Exercise prompt: Please repeat the entries word for word and keep the images out.
[Start of section]
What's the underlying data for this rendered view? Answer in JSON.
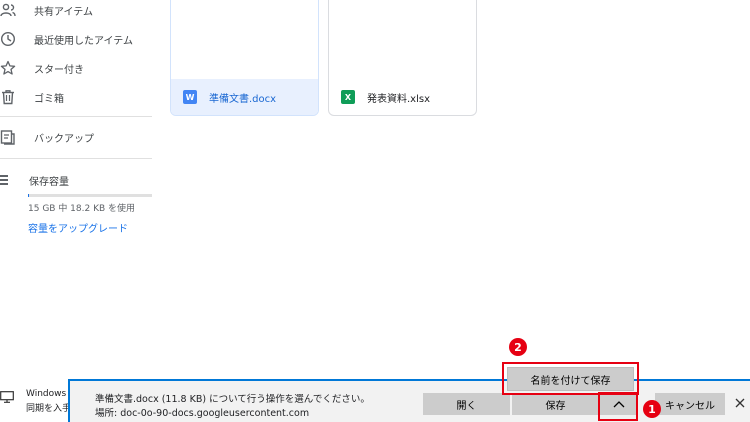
{
  "sidebar": {
    "items": [
      {
        "label": "共有アイテム",
        "icon": "people-icon"
      },
      {
        "label": "最近使用したアイテム",
        "icon": "clock-icon"
      },
      {
        "label": "スター付き",
        "icon": "star-icon"
      },
      {
        "label": "ゴミ箱",
        "icon": "trash-icon"
      },
      {
        "label": "バックアップ",
        "icon": "backup-icon"
      }
    ],
    "storage": {
      "label": "保存容量",
      "usage_text": "15 GB 中 18.2 KB を使用",
      "used_fraction": 1e-06,
      "upgrade_label": "容量をアップグレード"
    }
  },
  "files": [
    {
      "name": "準備文書.docx",
      "type_letter": "W",
      "color": "#4285f4",
      "selected": true
    },
    {
      "name": "発表資料.xlsx",
      "type_letter": "X",
      "color": "#0f9d58",
      "selected": false
    }
  ],
  "taskbar": {
    "line1": "Windows",
    "line2": "同期を入手"
  },
  "download_bar": {
    "message": "準備文書.docx (11.8 KB) について行う操作を選んでください。",
    "location": "場所: doc-0o-90-docs.googleusercontent.com",
    "open_label": "開く",
    "save_label": "保存",
    "cancel_label": "キャンセル",
    "save_as_label": "名前を付けて保存"
  },
  "callouts": {
    "badge_1": "1",
    "badge_2": "2"
  },
  "colors": {
    "accent": "#1a73e8",
    "download_border": "#0078d7",
    "highlight": "#e60012"
  }
}
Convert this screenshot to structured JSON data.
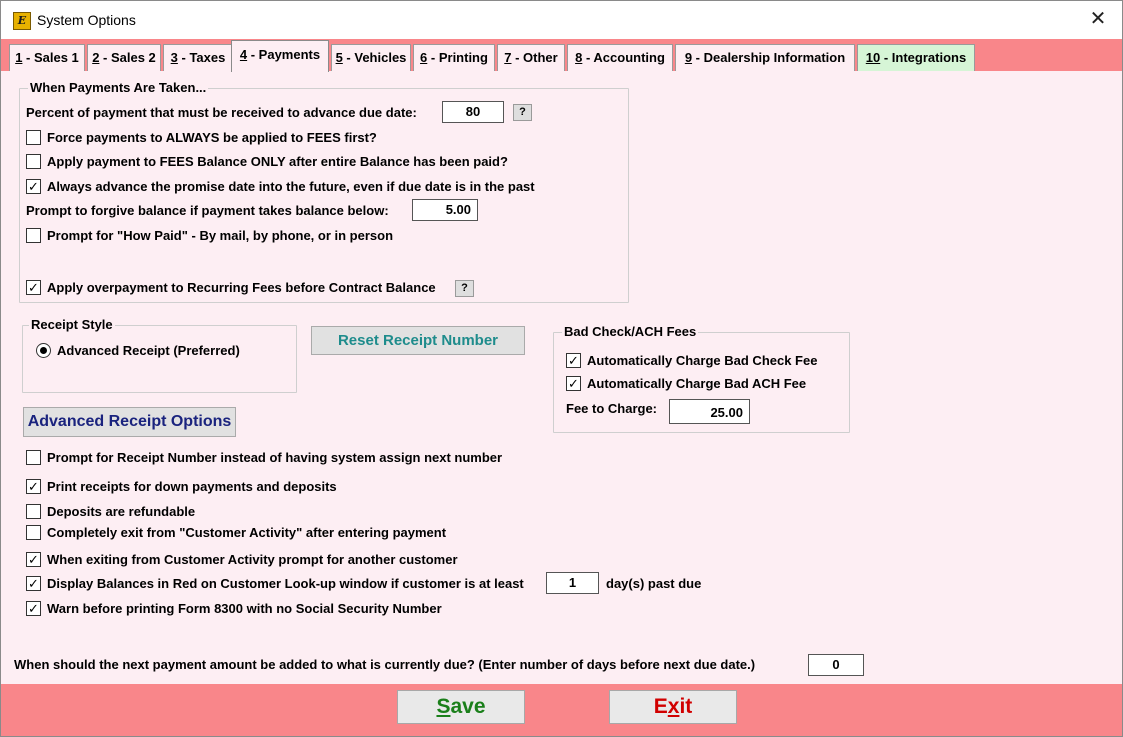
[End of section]
Response box:
What's the underlying data for this rendered view? Answer in JSON.
{
  "sidebar": {
    "items": [
      {
        "label": "共有アイテム",
        "icon": "people-icon"
      },
      {
        "label": "最近使用したアイテム",
        "icon": "clock-icon"
      },
      {
        "label": "スター付き",
        "icon": "star-icon"
      },
      {
        "label": "ゴミ箱",
        "icon": "trash-icon"
      },
      {
        "label": "バックアップ",
        "icon": "backup-icon"
      }
    ],
    "storage": {
      "label": "保存容量",
      "usage_text": "15 GB 中 18.2 KB を使用",
      "used_fraction": 1e-06,
      "upgrade_label": "容量をアップグレード"
    }
  },
  "files": [
    {
      "name": "準備文書.docx",
      "type_letter": "W",
      "color": "#4285f4",
      "selected": true
    },
    {
      "name": "発表資料.xlsx",
      "type_letter": "X",
      "color": "#0f9d58",
      "selected": false
    }
  ],
  "taskbar": {
    "line1": "Windows",
    "line2": "同期を入手"
  },
  "download_bar": {
    "message": "準備文書.docx (11.8 KB) について行う操作を選んでください。",
    "location": "場所: doc-0o-90-docs.googleusercontent.com",
    "open_label": "開く",
    "save_label": "保存",
    "cancel_label": "キャンセル",
    "save_as_label": "名前を付けて保存"
  },
  "callouts": {
    "badge_1": "1",
    "badge_2": "2"
  },
  "colors": {
    "accent": "#1a73e8",
    "download_border": "#0078d7",
    "highlight": "#e60012"
  }
}
Convert this screenshot to structured JSON data.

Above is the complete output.